Air Source Heat Pump Brochure

Benefits of Air-Source Heat Pumps
  • May be used for cooling and heating
  • May reduce utility bills up to 50%
  • Reduces emissions
  • Very low maintenance
  • No combustible fuel or carbon monoxide concerns
Ductless, Mini-Split Heat Pumps

Ductless, mini-split-system heat pumps (mini splits) make good retrofit add-ons to houses with “non-ducted” heating systems, such as hydronic (hot water heat), radiant panels, and space heaters (wood, kerosene, propane). The main advantages of mini-splits is their small size and flexibility for zoning or heating and cooling individual rooms.

Split-System Heat Pumps

The second more common type, called the split-system heat pump, allows more options for installation location. The indoor air-handling unit and heat exchanger are separate from the compressor and the outdoor exchanger. Split systems also use ductwork to distribute conditioned air into your home.

Packaged Heat Pumps

The packaged heat pump is a self-contained unit that allows the compressor and both heat exchangers to be located outside your home. The unit uses ductwork to distribute heated and cooled air throughout your home.

How Does It Work?

The technology in an air-source heat pump is similar to what you would find in your kitchen refrigerator. Using a simple refrigeration cycle, refrigerators remove heat from your food and drinks and reject it into the kitchen. This process of moving heat is achieved by taking advantage of the energy stored and released when a refrigerant changes from a liquid to a gas.

Simply put, a heat pump can move heat into or out of your home. In the summer, it acts like a standard air conditioner and moves heat from the inside outdoors. It does exactly the opposite in the winter, capturing heat from the outdoors and moving it into your home, keeping you and your family warm.

Air-Source Heat Pump

There are a number of reasons to consider an air-source heat pump to heat and cool your home, not the least of which is energy efficiency. Also, today’s models are designed to provide optimum comfort no matter the season.

Tips for Maximizing Heat Pump Efficiency
  • Make your home as energy-efficient as possible with proper insulation and air-sealing – Doing so will allow for a smaller heat pump
  • A properly sized heat pump provides optimum comfort without the need to change thermostat settings – Make sure your HVAC contractor completes a Manual-J load calculation before installing a heat pump
  • Avoid using the emergency heat mode unless necessary – The unit becomes less efficient in the emergency mode and when the thermostat settings are frequently changed
  • Simply set and forget the thermostat for maximum operating performance
  • Assure ductwork is properly sealed and insulated
  • Locate the outdoor equipment on the north side of the home, if possible, or in the shade
  • Assure the return-air is sized to meet a 2 square-foot per ton of HVAC – A 3-ton system requires a total of 6 square feet of return grill for optimum performance
  • Closing off rooms does not reduce HVAC operating costs – Make sure interior doors are open or have at least a 1-inch air gap between the floor and bottom of the door
  • Replace return air filters regularly or as needed
  • Remove plants and debris from the proximity of the outdoor equipment – Doing so improves necessary airflow
  • Have both indoor and outdoor equipment serviced on a regular basis – Doing so maintains operational performance and efficiency

Department of Energy Federal Regional Standards effective January 1, 2015, specify new minimum standards for heating and cooling equipment.
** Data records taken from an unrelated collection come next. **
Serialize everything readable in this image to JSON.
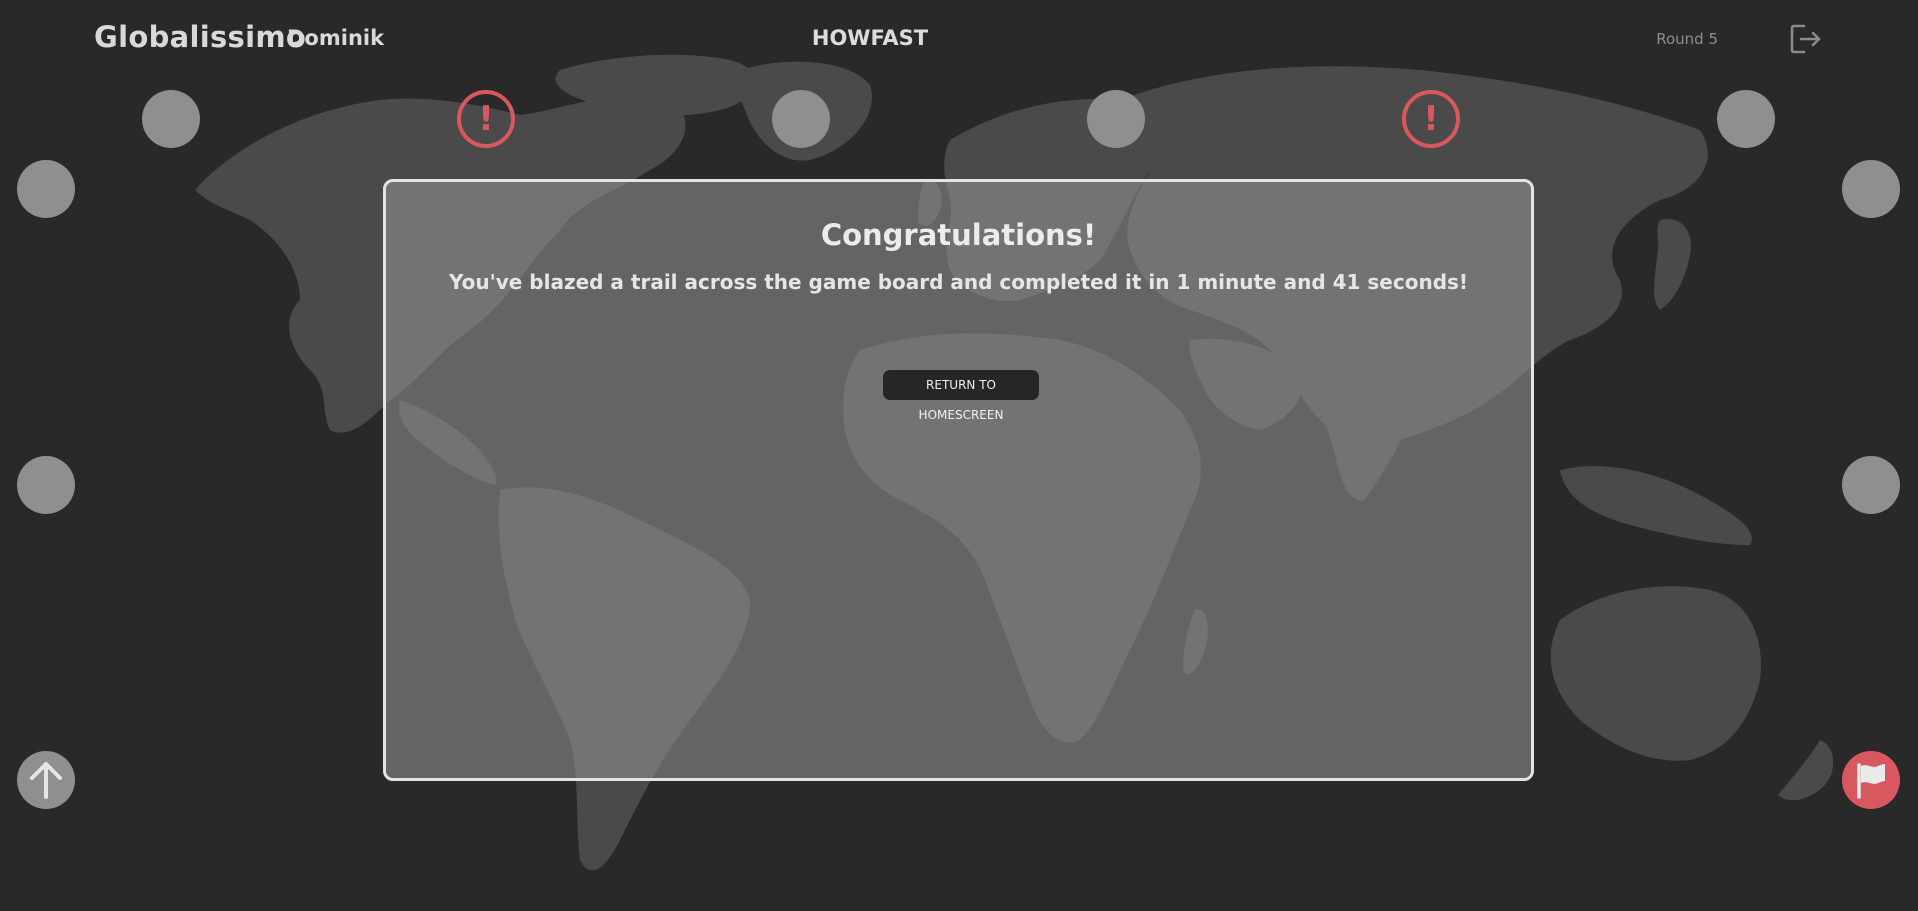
{
  "header": {
    "app_title": "Globalissimo",
    "player_name": "Dominik",
    "game_mode": "HOWFAST",
    "round_label": "Round 5",
    "logout_icon": "logout-icon"
  },
  "board": {
    "node_color": "#8f8f8f",
    "alert_color": "#d9585f",
    "background_color": "#292929",
    "map_color": "#4a4a4a",
    "alert_symbol": "!",
    "nodes": [
      {
        "state": "empty"
      },
      {
        "state": "alert"
      },
      {
        "state": "empty"
      },
      {
        "state": "empty"
      },
      {
        "state": "alert"
      },
      {
        "state": "empty"
      },
      {
        "state": "empty"
      },
      {
        "state": "empty"
      },
      {
        "state": "empty"
      },
      {
        "state": "empty"
      },
      {
        "state": "start"
      },
      {
        "state": "finish"
      }
    ]
  },
  "result": {
    "heading": "Congratulations!",
    "message": "You've blazed a trail across the game board and completed it in 1 minute and 41 seconds!",
    "return_button": "RETURN TO HOMESCREEN"
  }
}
For Arkansas, package unit heat pumps must meet a 14 SEER minimum for A/C and 8.0 HSPF for H/P. Split systems must meet a 14 SEER minimum for A/C and8.2 HSPF for H/P. The higher the number, the more efficient the system. Always look for the ENERGY STAR® label.